Make your site a “one-stop shop.” If you can make your blog site a gateway to other information, your traffic will increase. All your school websites, weather channels, athletic announcements, parent grade portals and school calendars can be links on your blog site. The more information that can be accessed, the greater chance people will see your postings, even if they come to your site to gain access to other information.
Make sure there is an RSS feed on your site. RSS, which stands for Really Simple Syndication, is a piece of software code that allows individuals to subscribe to a feed from your site so they receive your posts as an e-mail. As such, they can read your posts without having to remember to go to your website to see each one.

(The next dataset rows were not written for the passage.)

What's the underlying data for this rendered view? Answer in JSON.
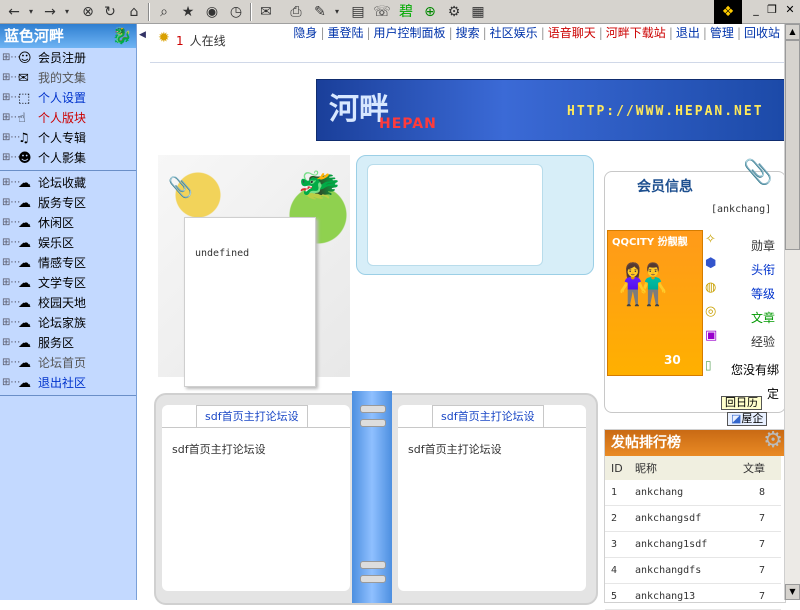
{
  "toolbar": {
    "icons": [
      "back-icon",
      "forward-icon",
      "stop-icon",
      "refresh-icon",
      "home-icon",
      "search-icon",
      "favorites-icon",
      "media-icon",
      "history-icon",
      "mail-icon",
      "print-icon",
      "edit-icon",
      "discuss-icon",
      "messenger-icon",
      "globe-icon",
      "tools-icon",
      "notes-icon"
    ]
  },
  "sidebar": {
    "brand": "蓝色河畔",
    "items": [
      {
        "label": "会员注册",
        "color": "#000000"
      },
      {
        "label": "我的文集",
        "color": "#555555"
      },
      {
        "label": "个人设置",
        "color": "#0033cc"
      },
      {
        "label": "个人版块",
        "color": "#cc0000"
      },
      {
        "label": "个人专辑",
        "color": "#000000"
      },
      {
        "label": "个人影集",
        "color": "#000000"
      }
    ],
    "forums": [
      {
        "label": "论坛收藏",
        "color": "#000000"
      },
      {
        "label": "版务专区",
        "color": "#000000"
      },
      {
        "label": "休闲区",
        "color": "#000000"
      },
      {
        "label": "娱乐区",
        "color": "#000000"
      },
      {
        "label": "情感专区",
        "color": "#000000"
      },
      {
        "label": "文学专区",
        "color": "#000000"
      },
      {
        "label": "校园天地",
        "color": "#000000"
      },
      {
        "label": "论坛家族",
        "color": "#000000"
      },
      {
        "label": "服务区",
        "color": "#000000"
      },
      {
        "label": "论坛首页",
        "color": "#555555"
      },
      {
        "label": "退出社区",
        "color": "#0033cc"
      }
    ]
  },
  "header": {
    "online_count": "1",
    "online_label": "人在线",
    "links": [
      {
        "label": "隐身",
        "hot": false
      },
      {
        "label": "重登陆",
        "hot": false
      },
      {
        "label": "用户控制面板",
        "hot": false
      },
      {
        "label": "搜索",
        "hot": false
      },
      {
        "label": "社区娱乐",
        "hot": false
      },
      {
        "label": "语音聊天",
        "hot": true
      },
      {
        "label": "河畔下载站",
        "hot": true
      },
      {
        "label": "退出",
        "hot": false
      },
      {
        "label": "管理",
        "hot": false
      },
      {
        "label": "回收站",
        "hot": false
      }
    ]
  },
  "banner": {
    "logo": "河畔",
    "sub": "HEPAN",
    "url": "HTTP://WWW.HEPAN.NET"
  },
  "left_card": {
    "text": "undefined"
  },
  "member": {
    "title": "会员信息",
    "username": "[ankchang]",
    "avatar_brand": "QQCITY 扮靓靓",
    "avatar_score": "30",
    "stats": [
      "勋章",
      "头衔",
      "等级",
      "文章",
      "经验"
    ],
    "notice": "您没有绑定",
    "calendar_btn": "回日历",
    "house_btn": "屋企"
  },
  "notebook": {
    "left_tab": "sdf首页主打论坛设",
    "left_text": "sdf首页主打论坛设",
    "right_tab": "sdf首页主打论坛设",
    "right_text": "sdf首页主打论坛设"
  },
  "ranking": {
    "title": "发帖排行榜",
    "headers": [
      "ID",
      "昵称",
      "文章"
    ],
    "rows": [
      [
        "1",
        "ankchang",
        "8"
      ],
      [
        "2",
        "ankchangsdf",
        "7"
      ],
      [
        "3",
        "ankchang1sdf",
        "7"
      ],
      [
        "4",
        "ankchangdfs",
        "7"
      ],
      [
        "5",
        "ankchang13",
        "7"
      ]
    ]
  }
}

Provide other methods for your social media sites to be notified when you have posted to your blog. My personal blog has been set up so that Facebook, Plurk and Twitter followers are all notified when I have put new information on my blog. You also can install various programs such as ShareThis, which allow the blog reader to send the blog link to everyone on their social media accounts when they feel like sharing your insightful and pithy prose.
Blogging is just one more tool for communication-savvy school leaders to add to their tool kit. Every school leader would do well to consider using modern technology to help communicate with others in today’s fast-paced world.
In earlier generations, power used to be positional, but today, power is about access to information. How well does your organization provide access to accurate, timely information to your public using modern tools?
Mark Stock, a former superintendent, is assistant professor of educational leadership at the University of Wyoming. He is the author of The School Administrator’s Guide to Blogging: A New Way to Connect with the Community (Rowman & Littlefield, 2009). E-mail: firstname.lastname@example.org.